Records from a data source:
»»
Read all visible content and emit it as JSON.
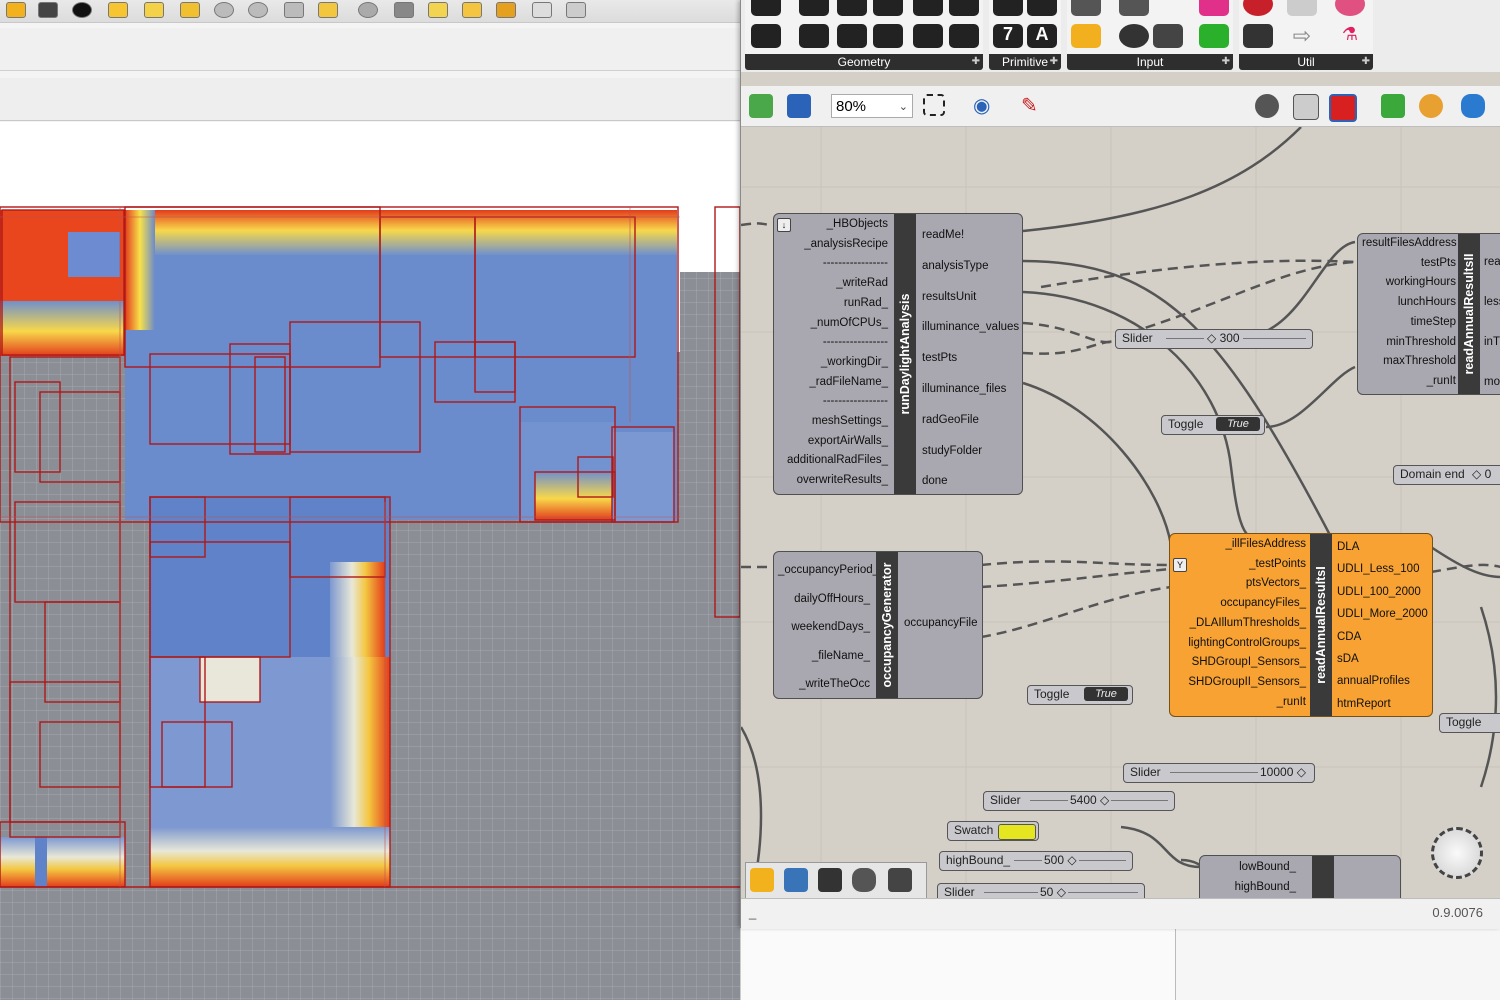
{
  "grasshopper": {
    "ribbon_groups": [
      "Geometry",
      "Primitive",
      "Input",
      "Util"
    ],
    "zoom": "80%",
    "version": "0.9.0076",
    "status_left": "_",
    "components": {
      "runDaylight": {
        "title": "runDaylightAnalysis",
        "inputs": [
          "_HBObjects",
          "_analysisRecipe",
          "-----------------",
          "_writeRad",
          "runRad_",
          "_numOfCPUs_",
          "-----------------",
          "_workingDir_",
          "_radFileName_",
          "-----------------",
          "meshSettings_",
          "exportAirWalls_",
          "additionalRadFiles_",
          "overwriteResults_"
        ],
        "outputs": [
          "readMe!",
          "analysisType",
          "resultsUnit",
          "illuminance_values",
          "testPts",
          "illuminance_files",
          "radGeoFile",
          "studyFolder",
          "done"
        ]
      },
      "occupancy": {
        "title": "occupancyGenerator",
        "inputs": [
          "_occupancyPeriod_",
          "dailyOffHours_",
          "weekendDays_",
          "_fileName_",
          "_writeTheOcc"
        ],
        "outputs": [
          "occupancyFile"
        ]
      },
      "readAnnualI": {
        "title": "readAnnualResultsI",
        "inputs": [
          "_illFilesAddress",
          "_testPoints",
          "ptsVectors_",
          "occupancyFiles_",
          "_DLAIllumThresholds_",
          "lightingControlGroups_",
          "SHDGroupI_Sensors_",
          "SHDGroupII_Sensors_",
          "_runIt"
        ],
        "outputs": [
          "DLA",
          "UDLI_Less_100",
          "UDLI_100_2000",
          "UDLI_More_2000",
          "CDA",
          "sDA",
          "annualProfiles",
          "htmReport"
        ]
      },
      "readAnnualII": {
        "title": "readAnnualResultsII",
        "inputs": [
          "resultFilesAddress",
          "testPts",
          "workingHours",
          "lunchHours",
          "timeStep",
          "minThreshold",
          "maxThreshold",
          "_runIt"
        ],
        "outputs": [
          "read",
          "less",
          "inTh",
          "mor"
        ]
      },
      "bottomComp": {
        "inputs": [
          "lowBound_",
          "highBound_"
        ]
      }
    },
    "widgets": {
      "slider300": {
        "label": "Slider",
        "value": "300"
      },
      "toggle1": {
        "label": "Toggle",
        "value": "True"
      },
      "domainEnd": {
        "label": "Domain end",
        "value": "0"
      },
      "toggle2": {
        "label": "Toggle",
        "value": "True"
      },
      "toggle3": {
        "label": "Toggle"
      },
      "slider10000": {
        "label": "Slider",
        "value": "10000"
      },
      "slider5400": {
        "label": "Slider",
        "value": "5400"
      },
      "swatch": {
        "label": "Swatch",
        "color": "#e6e620"
      },
      "highBound": {
        "label": "highBound_",
        "value": "500"
      },
      "slider50": {
        "label": "Slider",
        "value": "50"
      }
    }
  },
  "colors": {
    "accent_orange": "#f7a233",
    "heat_blue": "#6a8acc",
    "heat_red": "#e23c1c",
    "heat_yellow": "#f8e14a",
    "outline_red": "#b01818"
  }
}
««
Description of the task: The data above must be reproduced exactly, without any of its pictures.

Written response:
Read all visible content and emit it as JSON.
{
  "grasshopper": {
    "ribbon_groups": [
      "Geometry",
      "Primitive",
      "Input",
      "Util"
    ],
    "zoom": "80%",
    "version": "0.9.0076",
    "status_left": "_",
    "components": {
      "runDaylight": {
        "title": "runDaylightAnalysis",
        "inputs": [
          "_HBObjects",
          "_analysisRecipe",
          "-----------------",
          "_writeRad",
          "runRad_",
          "_numOfCPUs_",
          "-----------------",
          "_workingDir_",
          "_radFileName_",
          "-----------------",
          "meshSettings_",
          "exportAirWalls_",
          "additionalRadFiles_",
          "overwriteResults_"
        ],
        "outputs": [
          "readMe!",
          "analysisType",
          "resultsUnit",
          "illuminance_values",
          "testPts",
          "illuminance_files",
          "radGeoFile",
          "studyFolder",
          "done"
        ]
      },
      "occupancy": {
        "title": "occupancyGenerator",
        "inputs": [
          "_occupancyPeriod_",
          "dailyOffHours_",
          "weekendDays_",
          "_fileName_",
          "_writeTheOcc"
        ],
        "outputs": [
          "occupancyFile"
        ]
      },
      "readAnnualI": {
        "title": "readAnnualResultsI",
        "inputs": [
          "_illFilesAddress",
          "_testPoints",
          "ptsVectors_",
          "occupancyFiles_",
          "_DLAIllumThresholds_",
          "lightingControlGroups_",
          "SHDGroupI_Sensors_",
          "SHDGroupII_Sensors_",
          "_runIt"
        ],
        "outputs": [
          "DLA",
          "UDLI_Less_100",
          "UDLI_100_2000",
          "UDLI_More_2000",
          "CDA",
          "sDA",
          "annualProfiles",
          "htmReport"
        ]
      },
      "readAnnualII": {
        "title": "readAnnualResultsII",
        "inputs": [
          "resultFilesAddress",
          "testPts",
          "workingHours",
          "lunchHours",
          "timeStep",
          "minThreshold",
          "maxThreshold",
          "_runIt"
        ],
        "outputs": [
          "read",
          "less",
          "inTh",
          "mor"
        ]
      },
      "bottomComp": {
        "inputs": [
          "lowBound_",
          "highBound_"
        ]
      }
    },
    "widgets": {
      "slider300": {
        "label": "Slider",
        "value": "300"
      },
      "toggle1": {
        "label": "Toggle",
        "value": "True"
      },
      "domainEnd": {
        "label": "Domain end",
        "value": "0"
      },
      "toggle2": {
        "label": "Toggle",
        "value": "True"
      },
      "toggle3": {
        "label": "Toggle"
      },
      "slider10000": {
        "label": "Slider",
        "value": "10000"
      },
      "slider5400": {
        "label": "Slider",
        "value": "5400"
      },
      "swatch": {
        "label": "Swatch",
        "color": "#e6e620"
      },
      "highBound": {
        "label": "highBound_",
        "value": "500"
      },
      "slider50": {
        "label": "Slider",
        "value": "50"
      }
    }
  },
  "colors": {
    "accent_orange": "#f7a233",
    "heat_blue": "#6a8acc",
    "heat_red": "#e23c1c",
    "heat_yellow": "#f8e14a",
    "outline_red": "#b01818"
  }
}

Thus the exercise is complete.